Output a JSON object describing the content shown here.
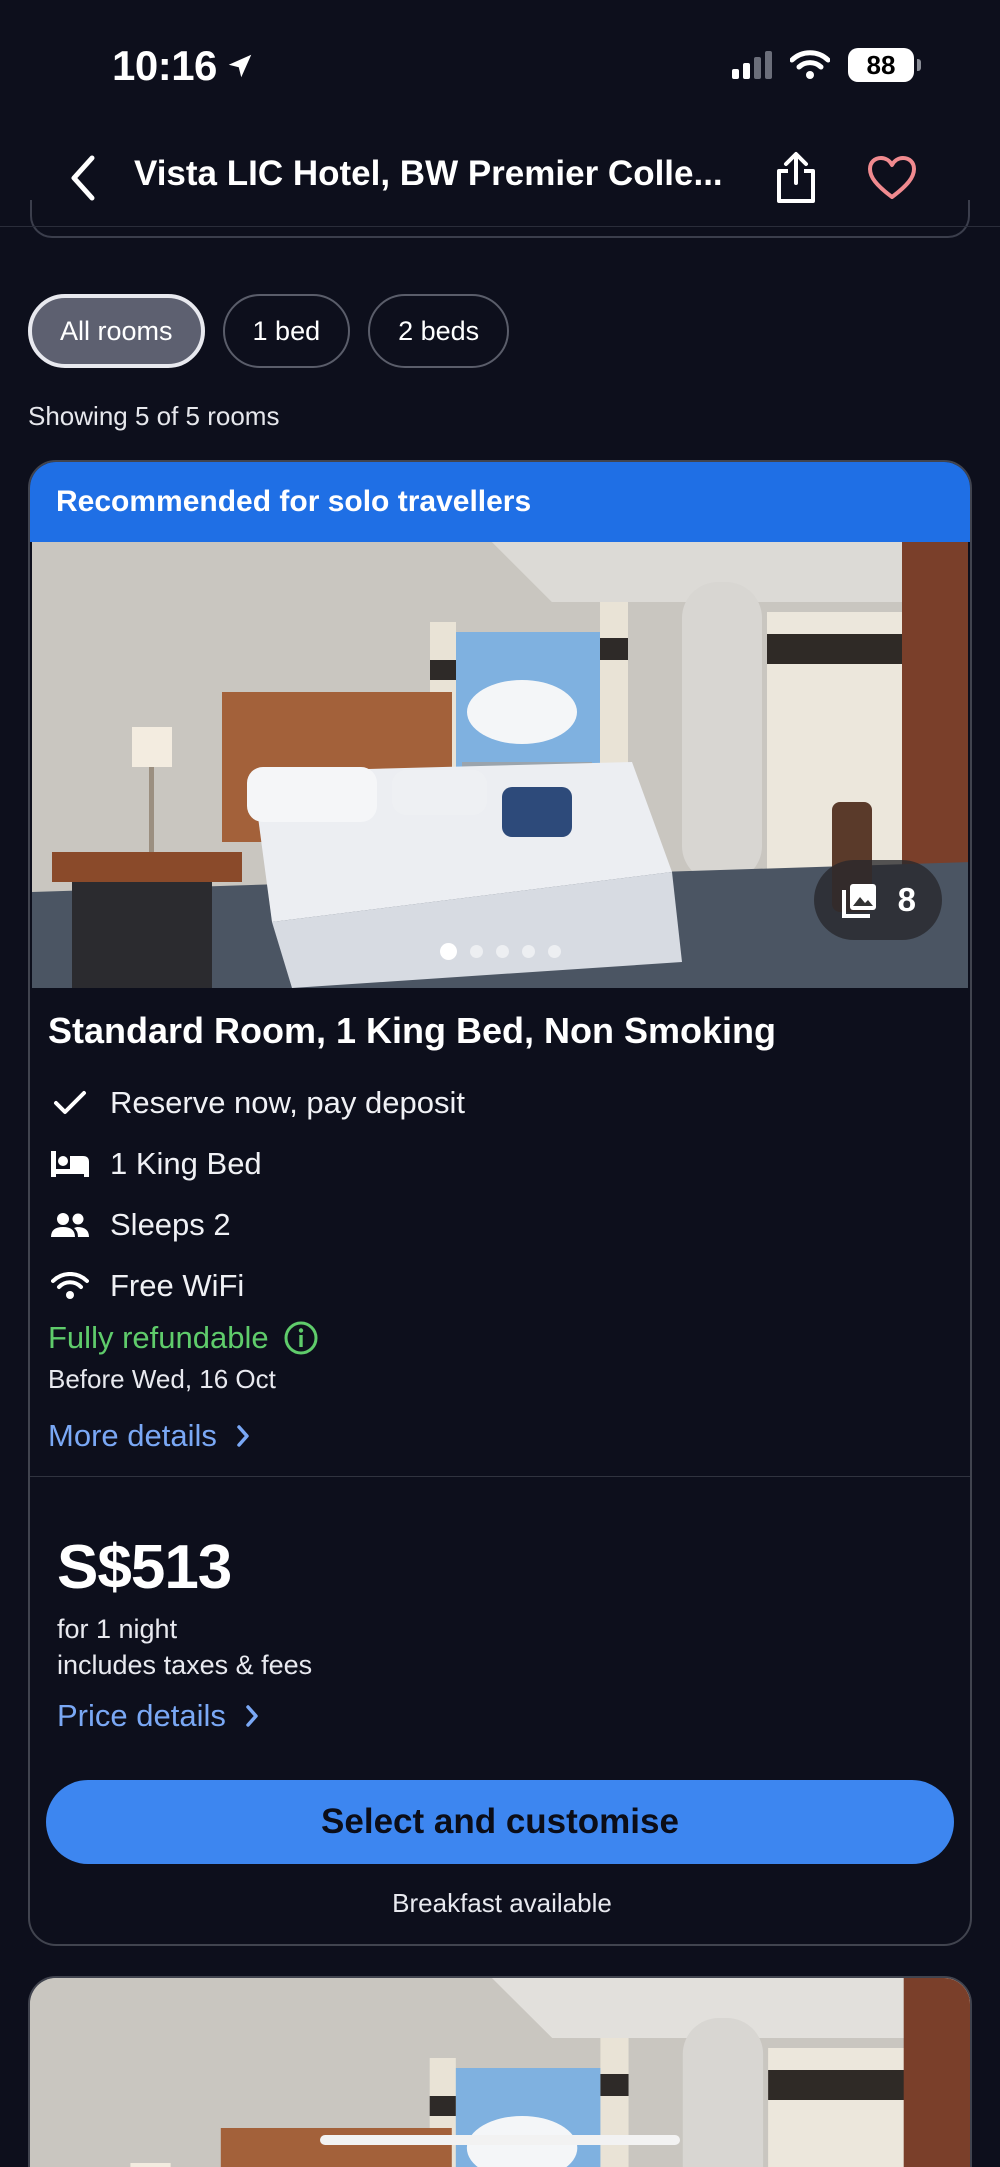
{
  "status_bar": {
    "time": "10:16",
    "battery": "88"
  },
  "header": {
    "title": "Vista LIC Hotel, BW Premier Colle...",
    "back_icon": "chevron-left-icon",
    "share_icon": "share-icon",
    "favorite_icon": "heart-icon",
    "favorite_color": "#f08a8f"
  },
  "filters": {
    "chips": [
      "All rooms",
      "1 bed",
      "2 beds"
    ],
    "active_index": 0
  },
  "showing_text": "Showing 5 of 5 rooms",
  "room": {
    "banner": "Recommended for solo travellers",
    "photo_count": "8",
    "carousel_total": 5,
    "carousel_active": 0,
    "name": "Standard Room, 1 King Bed, Non Smoking",
    "features": [
      {
        "icon": "check-icon",
        "label": "Reserve now, pay deposit"
      },
      {
        "icon": "bed-icon",
        "label": "1 King Bed"
      },
      {
        "icon": "people-icon",
        "label": "Sleeps 2"
      },
      {
        "icon": "wifi-icon",
        "label": "Free WiFi"
      }
    ],
    "refund_label": "Fully refundable",
    "refund_date": "Before Wed, 16 Oct",
    "more_details": "More details",
    "price": "S$513",
    "price_night": "for 1 night",
    "price_taxes": "includes taxes & fees",
    "price_details": "Price details",
    "select_button": "Select and customise",
    "breakfast_note": "Breakfast available"
  },
  "colors": {
    "background": "#0d0f1c",
    "banner": "#1f6fe5",
    "button": "#3d86f0",
    "link": "#7aa8f5",
    "refundable": "#5fcc6b"
  }
}
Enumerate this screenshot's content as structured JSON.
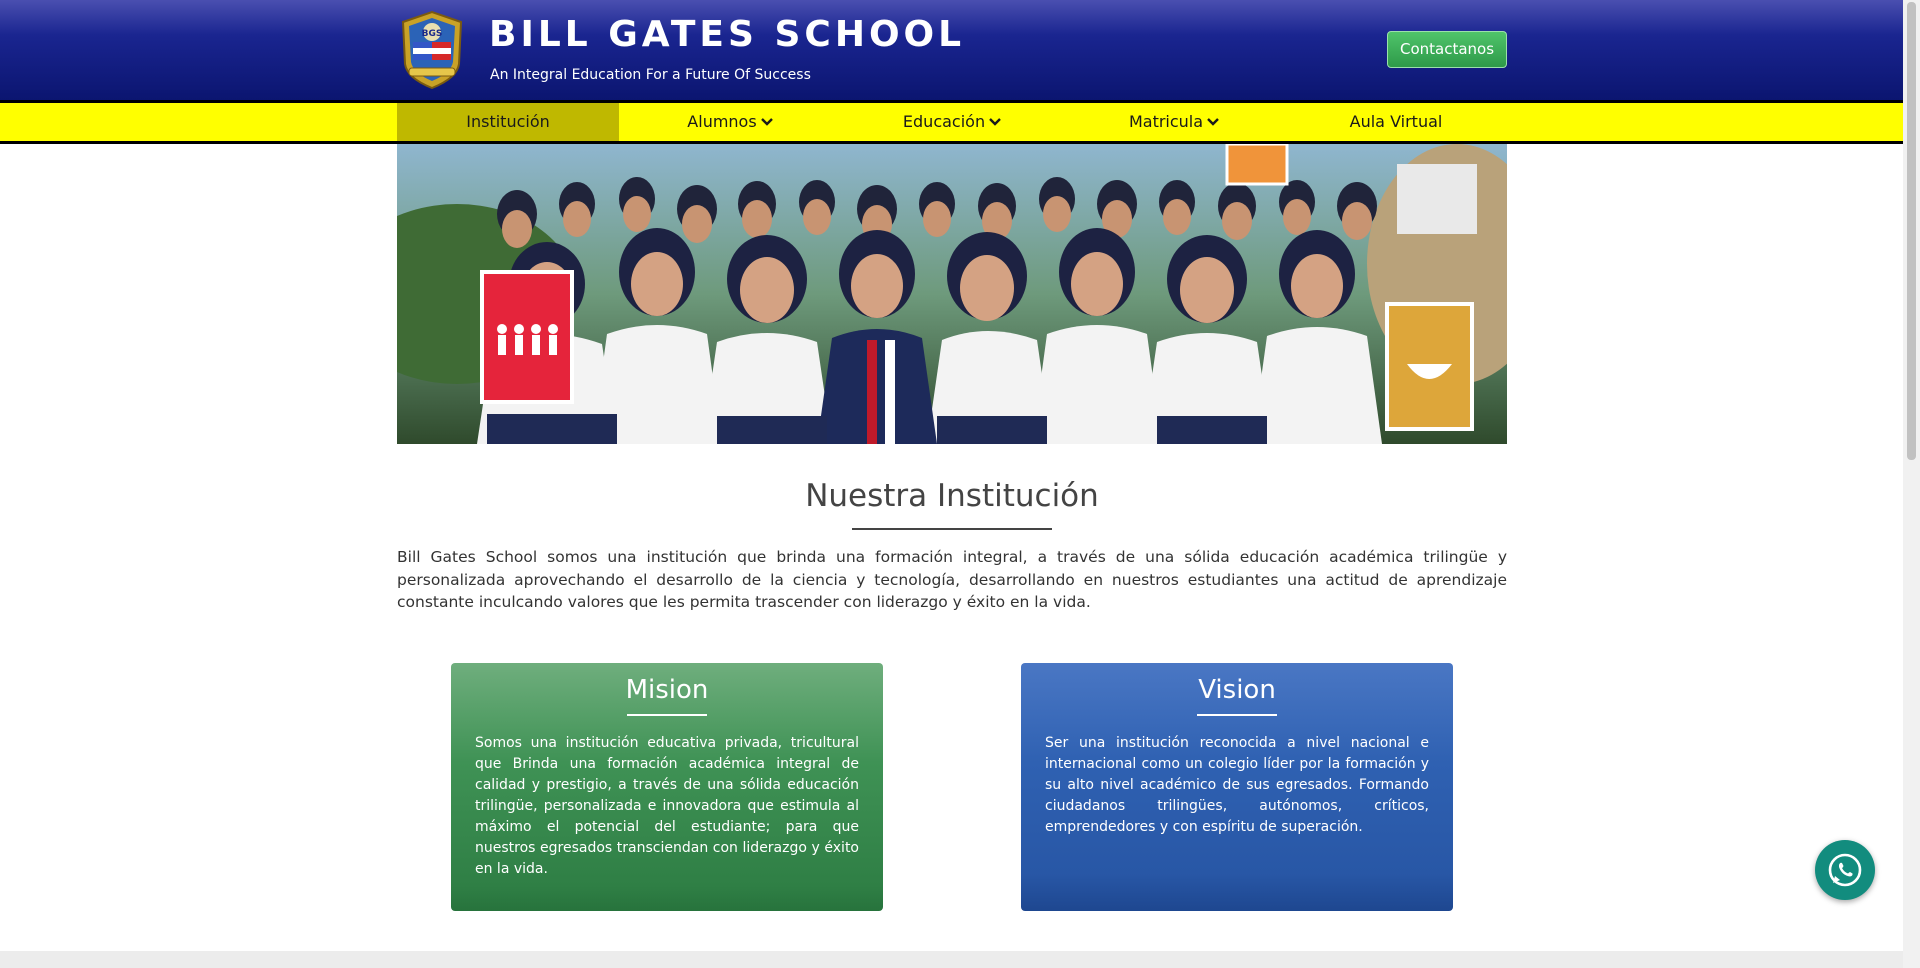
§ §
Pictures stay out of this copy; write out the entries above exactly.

> _RESPONSE BOX_
Output a JSON object describing the content shown here.
{
  "status_bar": {
    "time": "10:16",
    "battery": "88"
  },
  "header": {
    "title": "Vista LIC Hotel, BW Premier Colle...",
    "back_icon": "chevron-left-icon",
    "share_icon": "share-icon",
    "favorite_icon": "heart-icon",
    "favorite_color": "#f08a8f"
  },
  "filters": {
    "chips": [
      "All rooms",
      "1 bed",
      "2 beds"
    ],
    "active_index": 0
  },
  "showing_text": "Showing 5 of 5 rooms",
  "room": {
    "banner": "Recommended for solo travellers",
    "photo_count": "8",
    "carousel_total": 5,
    "carousel_active": 0,
    "name": "Standard Room, 1 King Bed, Non Smoking",
    "features": [
      {
        "icon": "check-icon",
        "label": "Reserve now, pay deposit"
      },
      {
        "icon": "bed-icon",
        "label": "1 King Bed"
      },
      {
        "icon": "people-icon",
        "label": "Sleeps 2"
      },
      {
        "icon": "wifi-icon",
        "label": "Free WiFi"
      }
    ],
    "refund_label": "Fully refundable",
    "refund_date": "Before Wed, 16 Oct",
    "more_details": "More details",
    "price": "S$513",
    "price_night": "for 1 night",
    "price_taxes": "includes taxes & fees",
    "price_details": "Price details",
    "select_button": "Select and customise",
    "breakfast_note": "Breakfast available"
  },
  "colors": {
    "background": "#0d0f1c",
    "banner": "#1f6fe5",
    "button": "#3d86f0",
    "link": "#7aa8f5",
    "refundable": "#5fcc6b"
  }
}
Enumerate this screenshot's content as structured JSON.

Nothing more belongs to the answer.